Among the entries below, find the lines with "true" and copy them.

Data section below:

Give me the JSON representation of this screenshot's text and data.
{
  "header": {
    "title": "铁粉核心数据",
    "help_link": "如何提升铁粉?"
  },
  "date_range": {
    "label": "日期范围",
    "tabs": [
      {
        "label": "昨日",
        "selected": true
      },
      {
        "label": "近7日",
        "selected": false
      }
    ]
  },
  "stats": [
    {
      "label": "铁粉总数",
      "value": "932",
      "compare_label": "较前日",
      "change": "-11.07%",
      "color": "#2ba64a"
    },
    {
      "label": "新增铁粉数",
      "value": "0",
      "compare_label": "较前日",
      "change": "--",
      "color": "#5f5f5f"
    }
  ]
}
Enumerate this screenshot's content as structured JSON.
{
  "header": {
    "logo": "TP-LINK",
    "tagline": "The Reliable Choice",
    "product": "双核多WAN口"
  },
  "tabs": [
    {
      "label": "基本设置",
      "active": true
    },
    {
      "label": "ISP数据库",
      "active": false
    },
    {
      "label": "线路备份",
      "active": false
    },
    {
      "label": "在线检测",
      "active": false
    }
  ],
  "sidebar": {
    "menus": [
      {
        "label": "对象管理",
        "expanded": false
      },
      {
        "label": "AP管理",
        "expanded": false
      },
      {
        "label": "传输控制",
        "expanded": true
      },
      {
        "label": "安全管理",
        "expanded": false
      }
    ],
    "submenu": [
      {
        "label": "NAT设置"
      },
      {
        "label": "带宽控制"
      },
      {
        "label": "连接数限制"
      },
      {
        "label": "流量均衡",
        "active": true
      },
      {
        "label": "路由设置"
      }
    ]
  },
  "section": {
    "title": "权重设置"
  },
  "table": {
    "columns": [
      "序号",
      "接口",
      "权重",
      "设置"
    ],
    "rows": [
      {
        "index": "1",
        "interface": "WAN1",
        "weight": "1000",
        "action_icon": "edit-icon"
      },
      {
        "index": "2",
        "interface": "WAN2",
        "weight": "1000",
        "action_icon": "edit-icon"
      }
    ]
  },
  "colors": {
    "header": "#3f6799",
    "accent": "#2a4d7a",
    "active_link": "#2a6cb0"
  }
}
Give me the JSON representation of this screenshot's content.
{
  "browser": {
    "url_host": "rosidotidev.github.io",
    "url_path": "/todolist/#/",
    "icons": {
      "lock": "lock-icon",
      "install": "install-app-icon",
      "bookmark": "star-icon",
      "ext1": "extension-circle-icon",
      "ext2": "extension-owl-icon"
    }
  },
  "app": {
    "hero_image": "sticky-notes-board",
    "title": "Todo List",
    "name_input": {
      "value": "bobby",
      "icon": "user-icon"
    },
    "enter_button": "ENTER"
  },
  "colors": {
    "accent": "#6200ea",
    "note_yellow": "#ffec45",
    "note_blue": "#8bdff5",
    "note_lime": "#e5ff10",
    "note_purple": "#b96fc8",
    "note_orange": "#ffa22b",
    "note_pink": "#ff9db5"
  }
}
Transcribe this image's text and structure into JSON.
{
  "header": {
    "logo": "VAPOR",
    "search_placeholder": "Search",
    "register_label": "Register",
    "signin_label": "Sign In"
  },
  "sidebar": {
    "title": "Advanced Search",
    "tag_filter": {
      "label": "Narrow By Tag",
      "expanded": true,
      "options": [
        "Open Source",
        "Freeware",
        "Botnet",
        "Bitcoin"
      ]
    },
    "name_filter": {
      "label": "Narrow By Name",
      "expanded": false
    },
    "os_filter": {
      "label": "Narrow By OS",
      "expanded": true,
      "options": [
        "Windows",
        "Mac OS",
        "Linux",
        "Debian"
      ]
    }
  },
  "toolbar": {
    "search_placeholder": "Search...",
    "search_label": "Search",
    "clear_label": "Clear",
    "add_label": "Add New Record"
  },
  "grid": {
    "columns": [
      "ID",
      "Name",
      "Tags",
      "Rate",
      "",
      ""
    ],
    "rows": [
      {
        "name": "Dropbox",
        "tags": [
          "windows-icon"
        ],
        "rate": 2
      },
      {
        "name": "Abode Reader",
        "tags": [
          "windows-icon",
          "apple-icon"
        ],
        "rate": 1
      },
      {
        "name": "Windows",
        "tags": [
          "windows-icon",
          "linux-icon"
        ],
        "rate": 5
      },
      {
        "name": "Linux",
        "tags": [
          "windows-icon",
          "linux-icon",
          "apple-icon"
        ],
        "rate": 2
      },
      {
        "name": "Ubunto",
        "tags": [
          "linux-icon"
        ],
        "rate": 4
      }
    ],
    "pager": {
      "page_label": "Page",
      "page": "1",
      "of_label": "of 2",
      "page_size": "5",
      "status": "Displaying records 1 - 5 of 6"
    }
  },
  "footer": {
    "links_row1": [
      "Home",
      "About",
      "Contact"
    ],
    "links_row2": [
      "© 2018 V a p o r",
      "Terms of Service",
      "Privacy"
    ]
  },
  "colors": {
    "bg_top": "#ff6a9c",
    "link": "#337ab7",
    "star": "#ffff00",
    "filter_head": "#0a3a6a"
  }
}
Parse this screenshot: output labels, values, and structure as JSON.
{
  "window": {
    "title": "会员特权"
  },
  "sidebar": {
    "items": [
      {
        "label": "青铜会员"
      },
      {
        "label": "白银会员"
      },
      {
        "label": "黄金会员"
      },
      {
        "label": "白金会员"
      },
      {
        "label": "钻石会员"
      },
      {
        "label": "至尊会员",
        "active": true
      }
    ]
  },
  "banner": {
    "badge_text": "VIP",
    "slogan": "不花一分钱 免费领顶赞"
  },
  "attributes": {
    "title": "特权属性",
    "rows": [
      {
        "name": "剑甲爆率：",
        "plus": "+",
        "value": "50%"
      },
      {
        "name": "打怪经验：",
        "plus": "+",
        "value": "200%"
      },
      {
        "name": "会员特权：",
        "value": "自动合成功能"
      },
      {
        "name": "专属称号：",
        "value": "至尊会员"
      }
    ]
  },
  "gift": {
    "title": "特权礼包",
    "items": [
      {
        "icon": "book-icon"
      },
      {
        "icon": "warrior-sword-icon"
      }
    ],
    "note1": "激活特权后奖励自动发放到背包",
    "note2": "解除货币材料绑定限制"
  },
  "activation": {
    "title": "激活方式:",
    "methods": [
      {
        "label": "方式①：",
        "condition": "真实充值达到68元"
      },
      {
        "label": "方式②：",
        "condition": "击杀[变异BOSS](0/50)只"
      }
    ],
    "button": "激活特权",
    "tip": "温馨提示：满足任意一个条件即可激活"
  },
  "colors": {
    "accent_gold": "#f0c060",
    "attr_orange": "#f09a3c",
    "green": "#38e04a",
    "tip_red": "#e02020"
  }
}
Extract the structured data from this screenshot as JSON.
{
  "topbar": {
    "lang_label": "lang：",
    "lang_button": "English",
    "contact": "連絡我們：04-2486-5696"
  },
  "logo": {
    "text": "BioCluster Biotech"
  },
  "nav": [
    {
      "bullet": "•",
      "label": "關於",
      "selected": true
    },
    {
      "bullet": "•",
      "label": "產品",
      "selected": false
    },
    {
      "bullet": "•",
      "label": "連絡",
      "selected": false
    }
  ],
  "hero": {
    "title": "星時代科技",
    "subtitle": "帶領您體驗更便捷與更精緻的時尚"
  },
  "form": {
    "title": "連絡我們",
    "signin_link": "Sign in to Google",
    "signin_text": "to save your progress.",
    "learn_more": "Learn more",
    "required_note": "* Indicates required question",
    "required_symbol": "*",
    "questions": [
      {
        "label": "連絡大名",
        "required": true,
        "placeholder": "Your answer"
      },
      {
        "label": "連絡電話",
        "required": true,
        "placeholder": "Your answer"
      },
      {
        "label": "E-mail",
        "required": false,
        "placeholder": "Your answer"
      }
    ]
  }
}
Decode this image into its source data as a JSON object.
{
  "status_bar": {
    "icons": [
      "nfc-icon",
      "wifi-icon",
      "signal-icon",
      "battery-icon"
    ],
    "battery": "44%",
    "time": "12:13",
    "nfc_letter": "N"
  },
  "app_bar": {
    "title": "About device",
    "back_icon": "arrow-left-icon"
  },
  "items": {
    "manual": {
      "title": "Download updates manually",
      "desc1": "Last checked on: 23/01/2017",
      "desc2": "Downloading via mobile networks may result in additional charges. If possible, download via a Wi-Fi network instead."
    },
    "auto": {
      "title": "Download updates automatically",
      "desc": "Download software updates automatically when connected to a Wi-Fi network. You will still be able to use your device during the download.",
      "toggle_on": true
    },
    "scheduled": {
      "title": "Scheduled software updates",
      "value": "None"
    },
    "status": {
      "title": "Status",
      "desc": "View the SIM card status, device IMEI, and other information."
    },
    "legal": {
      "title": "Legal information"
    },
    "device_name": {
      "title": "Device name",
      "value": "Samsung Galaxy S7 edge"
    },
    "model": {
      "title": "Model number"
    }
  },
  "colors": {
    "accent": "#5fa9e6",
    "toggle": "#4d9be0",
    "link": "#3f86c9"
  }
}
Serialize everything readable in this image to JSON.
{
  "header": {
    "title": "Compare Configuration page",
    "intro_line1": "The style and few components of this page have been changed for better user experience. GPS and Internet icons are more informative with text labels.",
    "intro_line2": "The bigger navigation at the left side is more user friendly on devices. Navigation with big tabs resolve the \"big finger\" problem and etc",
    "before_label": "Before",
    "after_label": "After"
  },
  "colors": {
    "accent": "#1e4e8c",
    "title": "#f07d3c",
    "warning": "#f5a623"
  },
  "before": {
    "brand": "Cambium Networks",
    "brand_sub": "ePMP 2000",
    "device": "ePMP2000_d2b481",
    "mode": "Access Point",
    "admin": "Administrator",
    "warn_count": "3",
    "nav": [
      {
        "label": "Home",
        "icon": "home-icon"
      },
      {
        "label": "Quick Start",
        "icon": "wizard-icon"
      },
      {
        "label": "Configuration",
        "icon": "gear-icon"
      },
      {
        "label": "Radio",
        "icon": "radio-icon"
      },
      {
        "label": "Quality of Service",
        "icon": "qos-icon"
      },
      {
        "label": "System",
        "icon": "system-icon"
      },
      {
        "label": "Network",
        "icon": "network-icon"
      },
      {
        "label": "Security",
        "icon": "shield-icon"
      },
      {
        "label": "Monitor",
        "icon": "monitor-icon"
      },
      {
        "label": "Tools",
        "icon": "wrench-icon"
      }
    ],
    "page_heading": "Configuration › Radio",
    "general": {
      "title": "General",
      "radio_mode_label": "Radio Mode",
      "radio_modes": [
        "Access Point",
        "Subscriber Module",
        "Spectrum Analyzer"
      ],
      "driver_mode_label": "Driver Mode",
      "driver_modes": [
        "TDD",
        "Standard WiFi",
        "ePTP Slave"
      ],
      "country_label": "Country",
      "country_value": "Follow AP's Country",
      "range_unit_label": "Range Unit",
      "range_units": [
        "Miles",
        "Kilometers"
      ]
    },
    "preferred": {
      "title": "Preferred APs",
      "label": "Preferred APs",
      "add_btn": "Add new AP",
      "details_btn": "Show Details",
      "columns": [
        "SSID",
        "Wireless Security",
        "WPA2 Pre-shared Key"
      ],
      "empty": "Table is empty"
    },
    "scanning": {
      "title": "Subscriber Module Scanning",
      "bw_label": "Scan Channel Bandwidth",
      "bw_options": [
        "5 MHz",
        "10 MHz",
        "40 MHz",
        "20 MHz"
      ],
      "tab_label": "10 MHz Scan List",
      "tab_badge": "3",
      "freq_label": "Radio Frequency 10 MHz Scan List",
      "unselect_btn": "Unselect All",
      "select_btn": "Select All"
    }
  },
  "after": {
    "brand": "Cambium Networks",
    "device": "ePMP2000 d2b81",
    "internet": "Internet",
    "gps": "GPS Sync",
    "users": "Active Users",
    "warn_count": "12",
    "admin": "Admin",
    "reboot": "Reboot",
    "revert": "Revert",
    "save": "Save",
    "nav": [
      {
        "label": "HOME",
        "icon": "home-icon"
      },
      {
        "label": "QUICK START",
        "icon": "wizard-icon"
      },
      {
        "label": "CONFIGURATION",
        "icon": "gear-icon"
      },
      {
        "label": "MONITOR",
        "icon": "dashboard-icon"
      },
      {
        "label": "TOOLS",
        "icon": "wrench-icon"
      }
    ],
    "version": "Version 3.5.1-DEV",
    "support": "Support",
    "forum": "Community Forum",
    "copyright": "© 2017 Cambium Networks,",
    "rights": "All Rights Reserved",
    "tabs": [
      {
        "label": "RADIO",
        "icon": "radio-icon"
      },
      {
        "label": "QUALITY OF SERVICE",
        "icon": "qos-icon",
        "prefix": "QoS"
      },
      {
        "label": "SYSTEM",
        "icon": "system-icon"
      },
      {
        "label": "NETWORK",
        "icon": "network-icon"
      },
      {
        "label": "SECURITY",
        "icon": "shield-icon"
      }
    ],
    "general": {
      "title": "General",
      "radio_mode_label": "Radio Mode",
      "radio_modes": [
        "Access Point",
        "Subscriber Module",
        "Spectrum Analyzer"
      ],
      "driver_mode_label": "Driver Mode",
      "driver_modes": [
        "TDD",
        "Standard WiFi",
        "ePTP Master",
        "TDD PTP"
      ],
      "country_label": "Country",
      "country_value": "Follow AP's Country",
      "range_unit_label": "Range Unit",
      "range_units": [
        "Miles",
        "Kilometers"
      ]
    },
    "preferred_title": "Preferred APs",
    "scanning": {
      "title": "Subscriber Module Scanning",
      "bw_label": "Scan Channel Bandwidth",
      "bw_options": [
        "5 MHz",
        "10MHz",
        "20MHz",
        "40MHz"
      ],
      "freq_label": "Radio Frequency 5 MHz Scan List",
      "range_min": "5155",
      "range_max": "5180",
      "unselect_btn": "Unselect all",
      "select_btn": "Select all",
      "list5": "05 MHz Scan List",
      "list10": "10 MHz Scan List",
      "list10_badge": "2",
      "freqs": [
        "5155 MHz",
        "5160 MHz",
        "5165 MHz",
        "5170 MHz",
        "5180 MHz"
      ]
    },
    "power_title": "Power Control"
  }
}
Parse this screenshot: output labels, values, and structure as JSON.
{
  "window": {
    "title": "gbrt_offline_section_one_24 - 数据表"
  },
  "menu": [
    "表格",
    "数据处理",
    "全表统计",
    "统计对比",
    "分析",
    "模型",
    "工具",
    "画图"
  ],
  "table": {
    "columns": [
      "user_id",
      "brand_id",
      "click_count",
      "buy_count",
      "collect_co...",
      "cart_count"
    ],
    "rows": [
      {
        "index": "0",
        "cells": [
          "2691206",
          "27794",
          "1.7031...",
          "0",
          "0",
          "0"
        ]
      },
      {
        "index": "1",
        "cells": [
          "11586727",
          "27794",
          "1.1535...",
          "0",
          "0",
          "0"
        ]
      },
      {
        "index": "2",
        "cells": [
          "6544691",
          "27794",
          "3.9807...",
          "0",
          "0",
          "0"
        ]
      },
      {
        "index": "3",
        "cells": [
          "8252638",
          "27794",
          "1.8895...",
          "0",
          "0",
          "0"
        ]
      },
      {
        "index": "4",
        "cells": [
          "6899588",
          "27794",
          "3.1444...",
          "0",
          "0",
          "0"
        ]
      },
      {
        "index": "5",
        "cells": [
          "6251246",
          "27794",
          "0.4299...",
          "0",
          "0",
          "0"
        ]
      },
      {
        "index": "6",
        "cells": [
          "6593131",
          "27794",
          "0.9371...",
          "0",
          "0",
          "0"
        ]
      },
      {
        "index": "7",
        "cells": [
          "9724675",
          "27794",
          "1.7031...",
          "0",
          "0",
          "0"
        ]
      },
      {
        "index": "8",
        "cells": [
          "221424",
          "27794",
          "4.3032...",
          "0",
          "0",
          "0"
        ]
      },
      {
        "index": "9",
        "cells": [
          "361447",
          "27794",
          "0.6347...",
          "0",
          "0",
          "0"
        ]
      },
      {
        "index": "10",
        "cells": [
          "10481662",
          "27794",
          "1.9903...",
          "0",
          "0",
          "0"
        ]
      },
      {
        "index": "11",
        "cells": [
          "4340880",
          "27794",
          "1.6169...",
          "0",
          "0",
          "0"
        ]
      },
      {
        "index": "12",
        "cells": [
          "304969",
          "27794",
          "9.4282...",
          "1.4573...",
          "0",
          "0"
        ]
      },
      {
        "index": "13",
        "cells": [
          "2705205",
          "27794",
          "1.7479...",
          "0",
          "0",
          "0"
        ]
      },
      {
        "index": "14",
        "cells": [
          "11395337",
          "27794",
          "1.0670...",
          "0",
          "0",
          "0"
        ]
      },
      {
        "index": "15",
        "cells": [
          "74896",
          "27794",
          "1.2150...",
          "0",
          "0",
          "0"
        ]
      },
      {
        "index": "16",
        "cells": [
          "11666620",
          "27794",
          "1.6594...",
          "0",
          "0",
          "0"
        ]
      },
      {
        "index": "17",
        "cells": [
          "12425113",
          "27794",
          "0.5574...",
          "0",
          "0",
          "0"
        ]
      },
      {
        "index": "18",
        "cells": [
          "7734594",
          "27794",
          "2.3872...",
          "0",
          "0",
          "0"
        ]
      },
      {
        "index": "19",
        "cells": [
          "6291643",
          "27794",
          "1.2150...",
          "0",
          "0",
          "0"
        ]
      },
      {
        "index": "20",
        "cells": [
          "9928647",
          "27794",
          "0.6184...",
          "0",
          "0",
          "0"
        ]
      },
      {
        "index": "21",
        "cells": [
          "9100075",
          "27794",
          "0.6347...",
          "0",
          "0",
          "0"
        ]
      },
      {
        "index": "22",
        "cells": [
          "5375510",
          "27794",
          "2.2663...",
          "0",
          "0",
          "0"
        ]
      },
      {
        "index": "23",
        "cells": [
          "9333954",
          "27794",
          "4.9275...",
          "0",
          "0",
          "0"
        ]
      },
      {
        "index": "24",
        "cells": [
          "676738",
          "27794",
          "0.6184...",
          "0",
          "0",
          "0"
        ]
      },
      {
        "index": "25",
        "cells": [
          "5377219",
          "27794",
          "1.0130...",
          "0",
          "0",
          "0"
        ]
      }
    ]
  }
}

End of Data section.

→ Completed task
        "selected": true
      "active": true
        "expanded": true
        "active": true
      "expanded": true,
      "expanded": true,
        "active": true
      "selected": true
        "required": true,
        "required": true,
      "toggle_on": true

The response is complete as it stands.